It has long been said that procurement has a unique 360-degree view of the value chain and that is especially true of Tim Snow, CPO and VP of procurement, commercial contracts and insurance at satellite service provider Inmarsat. As the individual in charge of money coming in and money flowing out, it’s only natural that Snow has set his team up in a way that differs vastly from many traditional procurement functions.
“Procurement is structured based on the stakeholders we work with, rather than distinct categories,” he explains. “What we found is if you build strong relationships with stakeholders and an understanding of what they need, now and in the future, you’re more likely to be able to do epic procurement deals and have a solid, robust strategy that continues to evolve over time.”
It is perhaps fitting for a company with operations 24,000 miles above the earth’s surface that this is not the only area in which Inmarsat has zoomed out to take a different view. In this interview, Snow talks to Procurement Leaders’ chief product officer David Rae about his approach to risk, the company’s evolving geographic footprint and how he prepares his team to deal with the ongoing polycrisis.
Watch the interview in full or read highlights, below:
Pinpointing where risks lie

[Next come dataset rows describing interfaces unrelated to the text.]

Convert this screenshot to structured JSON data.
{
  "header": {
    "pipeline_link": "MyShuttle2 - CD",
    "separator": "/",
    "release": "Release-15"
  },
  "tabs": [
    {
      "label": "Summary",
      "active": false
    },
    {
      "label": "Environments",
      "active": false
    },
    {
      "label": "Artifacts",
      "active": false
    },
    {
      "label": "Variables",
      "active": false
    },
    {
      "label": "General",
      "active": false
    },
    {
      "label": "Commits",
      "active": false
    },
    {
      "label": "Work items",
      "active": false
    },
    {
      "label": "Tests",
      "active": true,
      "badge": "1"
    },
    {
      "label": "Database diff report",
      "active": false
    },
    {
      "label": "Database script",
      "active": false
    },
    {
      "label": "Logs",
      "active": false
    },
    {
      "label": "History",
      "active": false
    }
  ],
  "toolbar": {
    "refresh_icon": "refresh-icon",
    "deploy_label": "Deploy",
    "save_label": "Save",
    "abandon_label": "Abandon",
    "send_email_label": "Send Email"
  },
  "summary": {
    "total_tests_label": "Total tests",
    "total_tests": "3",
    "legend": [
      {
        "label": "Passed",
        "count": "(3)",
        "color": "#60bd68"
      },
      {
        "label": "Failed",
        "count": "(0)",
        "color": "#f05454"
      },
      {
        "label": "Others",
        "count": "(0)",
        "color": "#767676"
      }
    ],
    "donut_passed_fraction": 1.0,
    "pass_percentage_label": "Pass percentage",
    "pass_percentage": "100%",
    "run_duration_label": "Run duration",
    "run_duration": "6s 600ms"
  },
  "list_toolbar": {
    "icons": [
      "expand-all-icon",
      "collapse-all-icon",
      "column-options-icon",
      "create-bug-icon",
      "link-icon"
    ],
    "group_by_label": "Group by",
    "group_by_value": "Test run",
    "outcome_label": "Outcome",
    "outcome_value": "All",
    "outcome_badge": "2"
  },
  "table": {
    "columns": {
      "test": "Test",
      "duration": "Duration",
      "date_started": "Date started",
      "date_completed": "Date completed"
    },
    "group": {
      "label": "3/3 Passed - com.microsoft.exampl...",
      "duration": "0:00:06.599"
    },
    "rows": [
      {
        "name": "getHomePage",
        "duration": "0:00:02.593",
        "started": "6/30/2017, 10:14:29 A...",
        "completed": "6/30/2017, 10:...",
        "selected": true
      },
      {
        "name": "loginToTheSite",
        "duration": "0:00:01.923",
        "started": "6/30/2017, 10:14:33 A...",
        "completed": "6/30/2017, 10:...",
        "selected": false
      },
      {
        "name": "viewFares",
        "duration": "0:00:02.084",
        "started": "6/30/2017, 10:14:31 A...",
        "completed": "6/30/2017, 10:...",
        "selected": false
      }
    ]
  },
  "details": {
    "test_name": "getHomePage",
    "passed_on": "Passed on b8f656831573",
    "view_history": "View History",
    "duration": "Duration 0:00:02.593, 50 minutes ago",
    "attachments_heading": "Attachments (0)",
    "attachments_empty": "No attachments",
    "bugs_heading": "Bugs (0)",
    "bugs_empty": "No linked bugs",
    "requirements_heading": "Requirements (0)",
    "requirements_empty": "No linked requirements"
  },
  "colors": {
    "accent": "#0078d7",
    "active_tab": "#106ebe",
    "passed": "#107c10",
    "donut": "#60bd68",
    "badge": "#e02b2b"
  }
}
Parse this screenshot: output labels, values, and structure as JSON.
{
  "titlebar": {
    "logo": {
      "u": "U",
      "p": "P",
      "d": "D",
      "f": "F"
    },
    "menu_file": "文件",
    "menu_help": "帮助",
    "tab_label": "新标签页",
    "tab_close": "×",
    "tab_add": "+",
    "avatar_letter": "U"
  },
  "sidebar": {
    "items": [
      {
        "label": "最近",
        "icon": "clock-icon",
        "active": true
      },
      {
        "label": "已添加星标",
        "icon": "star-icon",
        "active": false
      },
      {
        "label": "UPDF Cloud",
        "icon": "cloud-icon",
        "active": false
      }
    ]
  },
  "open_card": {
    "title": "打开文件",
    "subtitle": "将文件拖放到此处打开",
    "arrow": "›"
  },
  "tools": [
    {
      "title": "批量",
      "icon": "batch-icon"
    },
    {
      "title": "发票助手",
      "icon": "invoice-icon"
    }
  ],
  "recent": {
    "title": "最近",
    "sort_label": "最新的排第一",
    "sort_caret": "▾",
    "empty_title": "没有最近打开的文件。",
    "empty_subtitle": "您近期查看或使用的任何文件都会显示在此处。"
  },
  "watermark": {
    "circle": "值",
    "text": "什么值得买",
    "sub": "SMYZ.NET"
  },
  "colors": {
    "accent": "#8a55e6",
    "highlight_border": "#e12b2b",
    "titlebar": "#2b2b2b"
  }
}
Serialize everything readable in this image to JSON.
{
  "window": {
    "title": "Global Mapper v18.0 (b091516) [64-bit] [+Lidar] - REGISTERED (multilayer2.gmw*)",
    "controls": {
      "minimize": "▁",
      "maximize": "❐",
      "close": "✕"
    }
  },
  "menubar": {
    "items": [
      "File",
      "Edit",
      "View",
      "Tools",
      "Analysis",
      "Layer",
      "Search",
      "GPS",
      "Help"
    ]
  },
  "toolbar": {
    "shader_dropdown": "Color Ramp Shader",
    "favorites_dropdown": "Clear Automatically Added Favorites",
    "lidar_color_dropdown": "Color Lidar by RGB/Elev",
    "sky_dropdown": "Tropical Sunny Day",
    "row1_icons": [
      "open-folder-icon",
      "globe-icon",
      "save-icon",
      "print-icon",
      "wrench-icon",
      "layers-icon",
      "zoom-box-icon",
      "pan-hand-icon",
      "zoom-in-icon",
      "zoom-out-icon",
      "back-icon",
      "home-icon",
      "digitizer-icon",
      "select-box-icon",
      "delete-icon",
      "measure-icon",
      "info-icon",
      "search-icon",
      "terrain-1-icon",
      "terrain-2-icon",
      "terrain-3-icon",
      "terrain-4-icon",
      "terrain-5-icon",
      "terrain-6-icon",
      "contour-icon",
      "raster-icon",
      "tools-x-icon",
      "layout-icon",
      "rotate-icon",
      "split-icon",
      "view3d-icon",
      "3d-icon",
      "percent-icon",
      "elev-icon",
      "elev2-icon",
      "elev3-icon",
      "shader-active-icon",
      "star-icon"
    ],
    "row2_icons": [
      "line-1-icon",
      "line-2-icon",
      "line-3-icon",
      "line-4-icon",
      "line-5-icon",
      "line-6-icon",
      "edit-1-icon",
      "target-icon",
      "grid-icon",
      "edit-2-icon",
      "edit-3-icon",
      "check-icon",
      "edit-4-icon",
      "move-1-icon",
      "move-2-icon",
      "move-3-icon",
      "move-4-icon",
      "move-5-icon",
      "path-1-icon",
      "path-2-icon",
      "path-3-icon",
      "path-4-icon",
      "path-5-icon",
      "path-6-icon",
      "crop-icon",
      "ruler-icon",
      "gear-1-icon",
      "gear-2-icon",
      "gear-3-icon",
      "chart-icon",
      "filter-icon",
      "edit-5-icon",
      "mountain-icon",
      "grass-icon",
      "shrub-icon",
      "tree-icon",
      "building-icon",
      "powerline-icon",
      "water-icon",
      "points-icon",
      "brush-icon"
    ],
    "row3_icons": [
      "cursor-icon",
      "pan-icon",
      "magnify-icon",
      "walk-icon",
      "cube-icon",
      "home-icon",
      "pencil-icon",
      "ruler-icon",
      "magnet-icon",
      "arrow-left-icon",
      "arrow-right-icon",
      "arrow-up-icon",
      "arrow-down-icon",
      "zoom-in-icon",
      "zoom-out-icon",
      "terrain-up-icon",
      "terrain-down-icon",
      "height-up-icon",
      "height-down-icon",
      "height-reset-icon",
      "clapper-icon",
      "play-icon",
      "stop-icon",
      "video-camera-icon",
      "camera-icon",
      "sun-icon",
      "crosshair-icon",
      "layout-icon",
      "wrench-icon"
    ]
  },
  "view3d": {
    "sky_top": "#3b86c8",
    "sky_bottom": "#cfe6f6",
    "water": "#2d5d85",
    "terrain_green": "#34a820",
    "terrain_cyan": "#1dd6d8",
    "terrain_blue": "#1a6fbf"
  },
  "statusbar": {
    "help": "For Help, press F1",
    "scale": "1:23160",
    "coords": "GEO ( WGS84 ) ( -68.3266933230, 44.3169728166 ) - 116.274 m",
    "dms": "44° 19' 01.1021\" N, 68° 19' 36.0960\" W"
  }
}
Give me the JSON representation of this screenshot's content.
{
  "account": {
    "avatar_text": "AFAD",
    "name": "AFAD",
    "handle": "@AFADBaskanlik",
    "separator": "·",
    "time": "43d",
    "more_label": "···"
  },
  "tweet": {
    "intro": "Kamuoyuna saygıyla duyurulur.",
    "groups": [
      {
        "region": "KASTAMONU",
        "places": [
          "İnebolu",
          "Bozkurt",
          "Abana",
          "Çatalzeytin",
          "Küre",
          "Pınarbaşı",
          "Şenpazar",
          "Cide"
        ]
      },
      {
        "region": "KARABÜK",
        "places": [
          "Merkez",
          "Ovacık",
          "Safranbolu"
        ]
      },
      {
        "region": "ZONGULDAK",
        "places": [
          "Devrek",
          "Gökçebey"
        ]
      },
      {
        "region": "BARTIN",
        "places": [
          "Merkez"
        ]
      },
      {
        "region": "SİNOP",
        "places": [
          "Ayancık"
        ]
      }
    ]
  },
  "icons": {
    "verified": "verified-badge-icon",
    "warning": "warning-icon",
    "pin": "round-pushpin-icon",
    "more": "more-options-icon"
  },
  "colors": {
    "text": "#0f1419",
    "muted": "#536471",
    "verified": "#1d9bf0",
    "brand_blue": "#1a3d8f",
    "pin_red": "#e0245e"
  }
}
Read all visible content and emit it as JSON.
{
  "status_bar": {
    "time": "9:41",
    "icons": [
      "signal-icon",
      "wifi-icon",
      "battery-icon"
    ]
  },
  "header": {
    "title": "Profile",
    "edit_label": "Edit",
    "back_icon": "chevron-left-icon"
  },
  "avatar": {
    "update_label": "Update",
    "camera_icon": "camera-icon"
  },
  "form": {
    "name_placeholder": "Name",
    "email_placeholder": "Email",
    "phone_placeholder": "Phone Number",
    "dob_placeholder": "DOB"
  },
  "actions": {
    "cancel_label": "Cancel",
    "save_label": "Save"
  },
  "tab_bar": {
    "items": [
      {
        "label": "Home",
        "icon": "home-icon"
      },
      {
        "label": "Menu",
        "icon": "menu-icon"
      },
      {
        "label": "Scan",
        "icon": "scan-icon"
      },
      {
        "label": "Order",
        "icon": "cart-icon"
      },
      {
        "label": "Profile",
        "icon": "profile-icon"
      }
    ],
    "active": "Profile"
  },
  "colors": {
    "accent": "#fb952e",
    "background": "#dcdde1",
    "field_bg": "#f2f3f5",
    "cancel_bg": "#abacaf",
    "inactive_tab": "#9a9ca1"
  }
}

While Inmarsat had what would have been described as a rigorous approach to Tier-1 supply chain risk, looking at factors such as look at their financial stability credentials, current clients and innovation to build a rounded picture, those days are gone, Snow says.
“Two years ago, driven by component shortages we had to start looking all the way down the supply chain – we go as deep as Tier-7 now – so we understand where to pinpoint risk. Often the smallest, cheapest little thing – a 20-cent chip – can prevent us from launching a satellite and earning billions of long-term revenue. So, we need to understand how we can mitigate them and the strategies we can employ in that mitigation.”
Segmenting by the money
When dealing with thousands of suppliers, it’s impossible for businesses to adopt such a granular approach to risk management. Like most organisations, Inmarsat follows the money to help segment the supply base. But buyers do not focus on the value of spend with each supplier – they consider the revenue impact. “There are many suppliers that buy things that enable us to sell to customers and generate revenue and profit. So, we’ve looked at which of those suppliers are most important to ensure we protect that revenue over points of time. It is a weekly process of talking to and listening to those suppliers about what’s happening on the ground in their supply chains, together with our colleagues across the business. We’re not on our own; it’s a team effort… We think profoundly differently about this and think about what we can do to bring things into our control,” Snow says.
A more logical approach to logistics
Inmarsat has a diverse global supply chain with that stretches from Thailand to California. To reduce the risk of logistics delays, Snow says: “We’re looking at how we can consolidate in hubs and those hubs need to be as close to the customer demand is as well, so we can be as efficient as possible. This isn’t cost-led, this is about fulfilment and reliability of fulfilment – what the customer needs. There’s also sustainability to consider. By looking at the supply chain, we’re trying to reduce our carbon footprint… It’s not an afterthought – it’s part of the decision-making process.”
L&D is important, but you can’t teach DNA
Although the company may have a “perfectly formed” team of less than 25 procurement staff with a global remit, but Snow says Inmarsat’s procurement function succeeds because it is “underpinned by a basic DNA of positive, passionate, energetic, can-do, go-getters. We are seen as the people that make stuff happen in the company with our stakeholders”.
To ensure employees’ ongoing development, learning and development is a key focus for Snow. The business offers individual growth opportunities, such as funding MBAs, and also hosts fortnightly learning sessions hosted by colleagues from across the business to keep his staff as fresh as possible. “We invest heavily in behaviours – the ‘how’ we do things, as much as the ‘what’. I can generally teach someone the ‘what’, but I can’t teach someone the how, that’s your DNA. I just need to make sure I’ve got the right DNA. Of course, we need a mixture of people across the team to deliver what we need,” he says.